This week's giveaway is in the EJB and other Java EE Technologies forum. We're giving away four copies of EJB 3 in Action and have Debu Panda, Reza Rahman, Ryan Cuprak, and Michael Remijan on-line! See this thread for details.
i am writing a program which gathers prices from several websites. From this gathered data i create a weighted avarage price.
Currently, i am just asking all sites for their price, creating a weighting factor and do the avarage price. Creating the avarage price and the weighting factor though takes a whiles, which now is a problem:
Some sites offer a socket, where i am being noticed when something changed. Now, with every little information, the whole calculation would be done again, maybe even sevaral times in a single second. I could make the method synchronized, this i already found out. But now it can happen, that while calculating the new average, new information comes in, waits for the calculation, and while waiting, another thread instance wants its new information to be included into the avarage.
Do you understand what i mean? I fear that calculating takes more time than i get new information, which would create and endless queue at the method.
Has anyone expirience with this kind of problems?
I think I understand. You have a collection of data (prices), a calculation operating on this data that takes some time (calculating weights and average price), and multiple concurrent workers that are updating the data.
It seems to me that what you need to do is to copy the data before you start a calculation and perform the calculation on the copy. You can start a new calculation every time an update arrives, but note that every calculation holds a copy of the data, so if many updates arrive, your application can run out of memory. You have to limit the number of calculations running at the same time. I don't know how long your calculation takes, but a first step would be to run only calculation at the same time. When it finishes, you start a new one if updates have arrived.
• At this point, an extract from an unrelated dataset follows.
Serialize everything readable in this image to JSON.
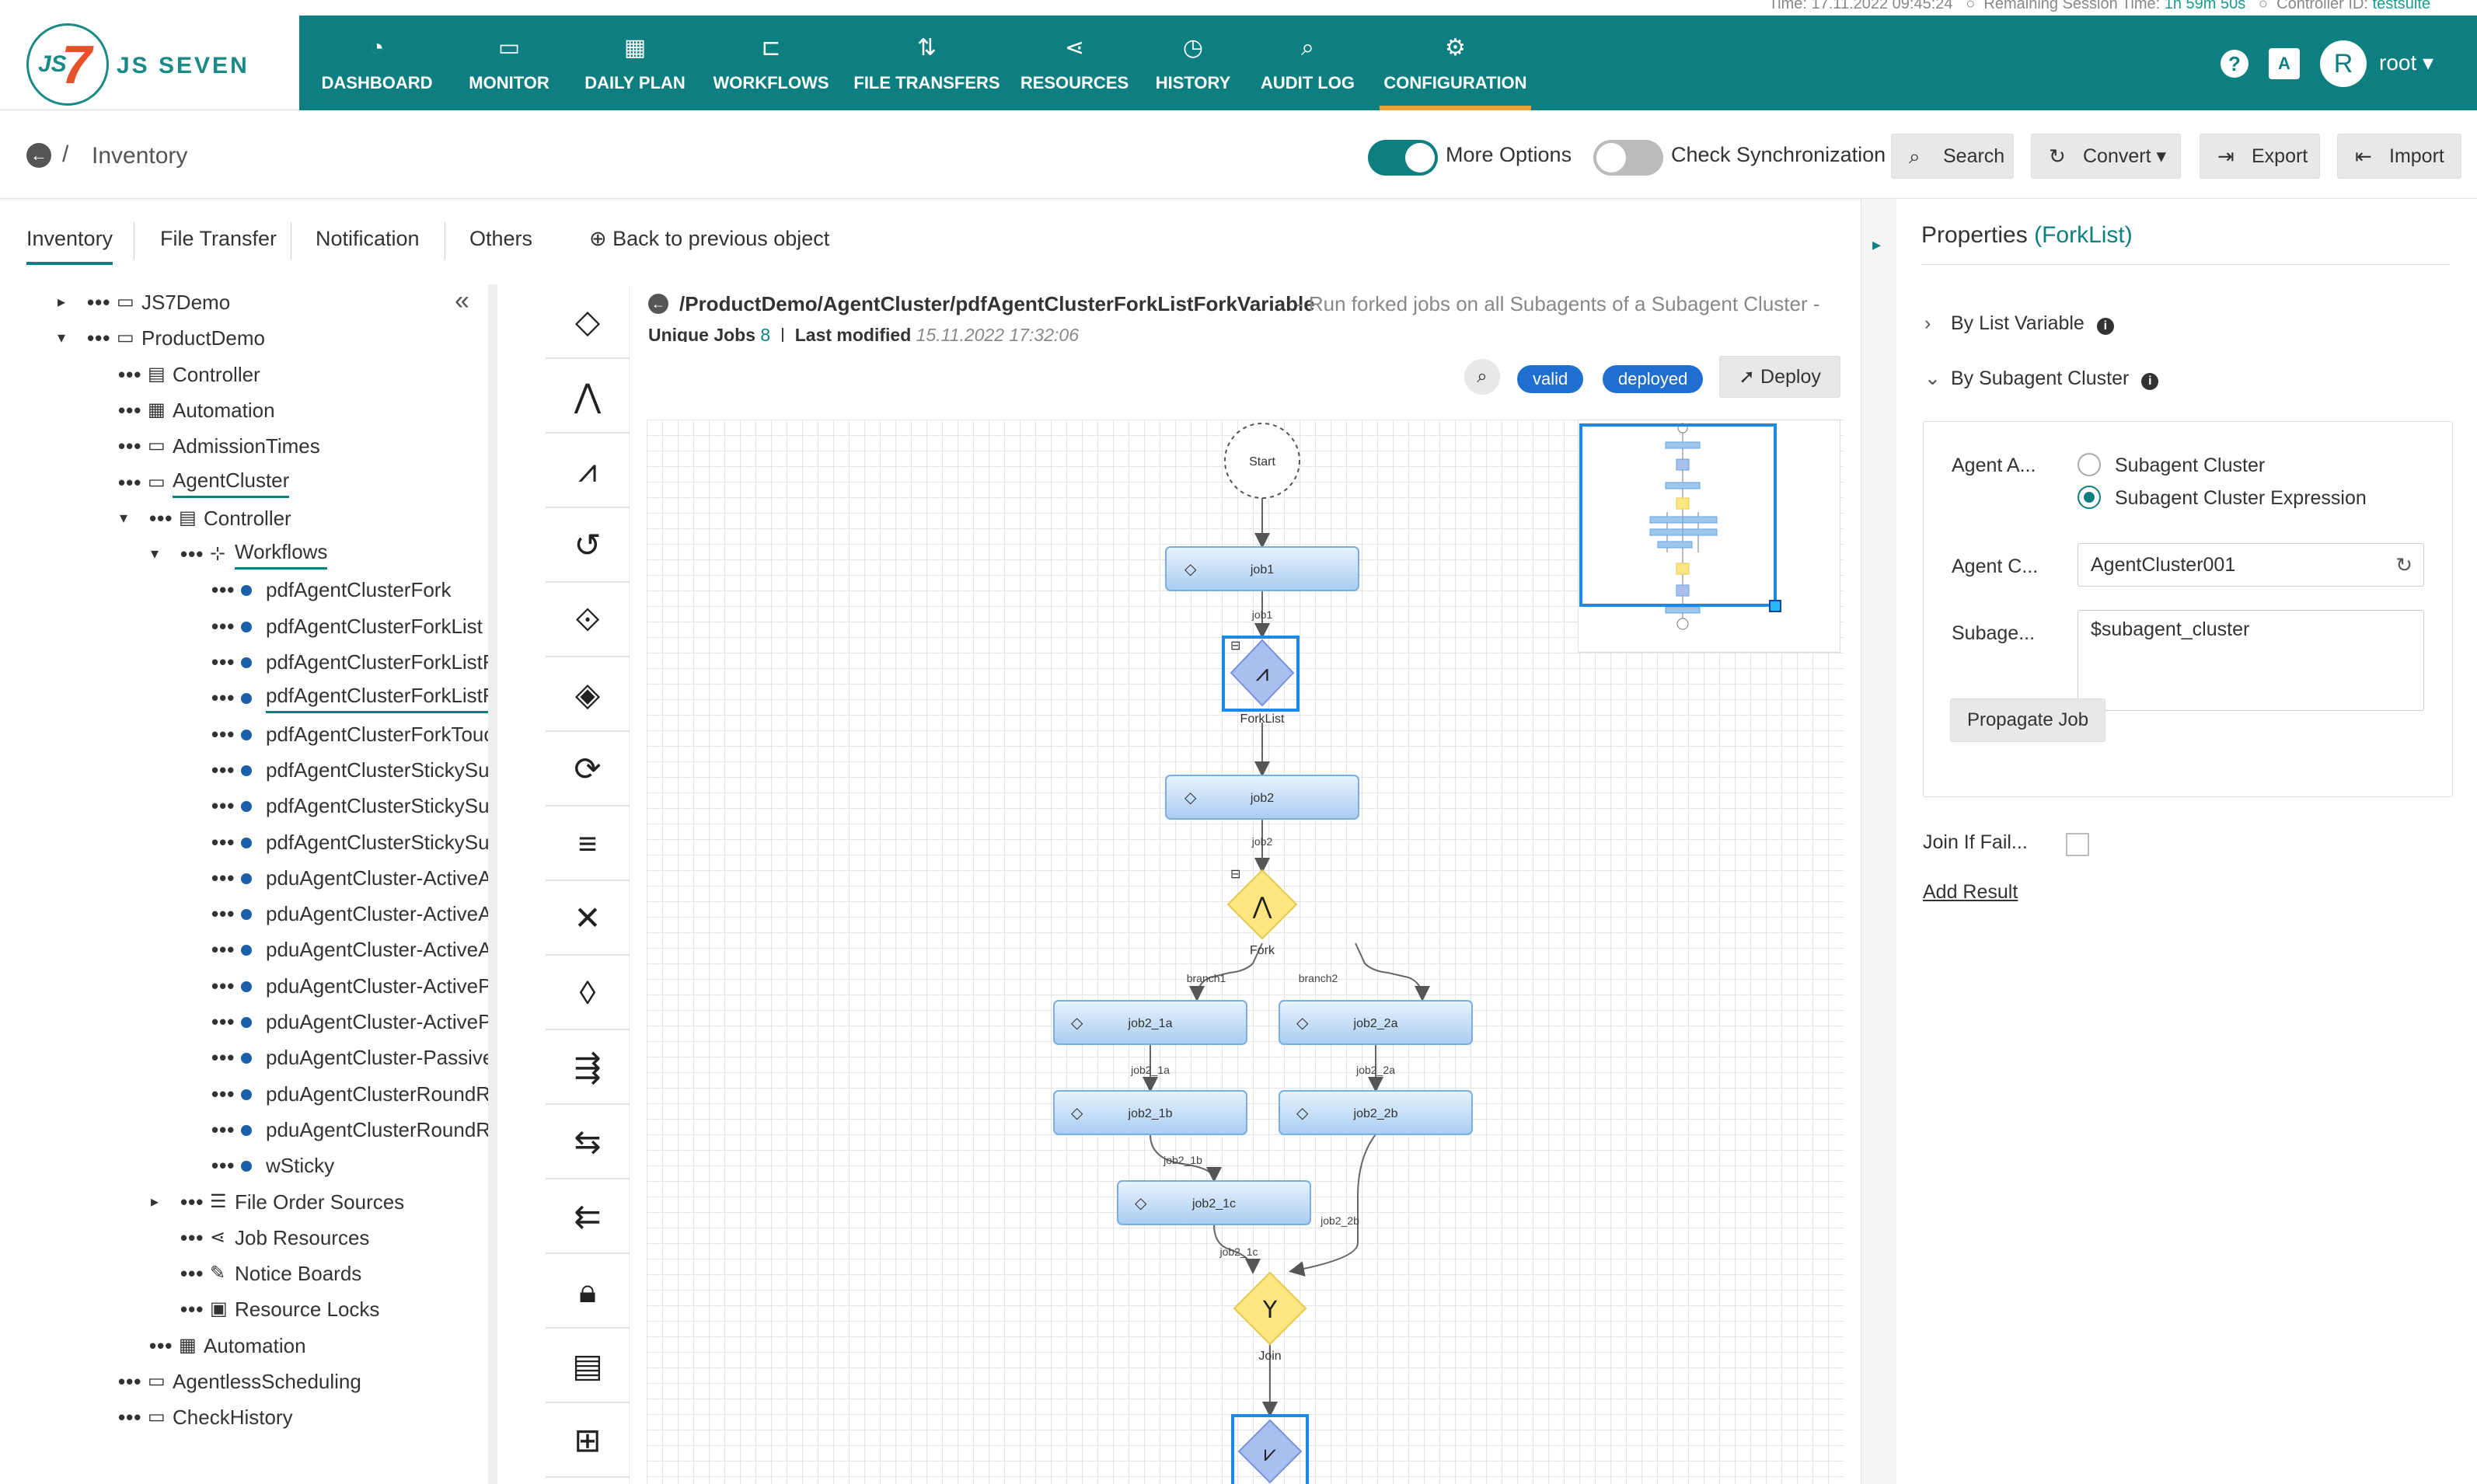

The other option is to hold all updates of the data until a calculation is done, but this seems like a bad idea. This option implies that you have to queue incoming update information and apply the queued updates when a calculation has finished. While you're applying the updates, new updates can come in... When do you stop?
Paul Balm wrote:The other option is to hold all updates of the data until a calculation is done, but this seems like a bad idea. This option implies that you have to queue incoming update information and apply the queued updates when a calculation has finished. While you're applying the updates, new updates can come in... When do you stop?
I think this is actually a viable idea. Create a synchronized queue (that is, one from java.util.concurrent) to hold all received updates. As soon as calculation finishes, drain all items that meanwhile arrived into the queue (that can be done quickly), apply these updates and recalculate. If the queue is empty after calculation, wait for first update to arrive (easy) and again update+recalculate. Don't fetch/apply updates that arrived into the queue while you've applied the previous ones (this answers Paul's question "when do you stop").
This could be the preferred option if copying the data was expensive.
The calculations and updates would of course run in background threads. The calculated results would be handed to another thread (EDT in Swing application, for example) to be displayed to the user. Therefore, the application will remain responsive even if the updates are being processed constantly. This has to be done even for the other solution (the copy-data one) suggested by Paul, of course.
Also keep in mind that given the unpredictability of GC, it is generally not possible to guarantee responses of Java application in sub-second intervals.
Joined: Dec 13, 2008
I think to decide between the different options, more details are needed:
how much data is there? (to know how much memory multiple copies would require)
how long does a calculation take approximately?
how often do new updates come in?
If you have an idea of these figures I think it would be clear which of the solutions is best.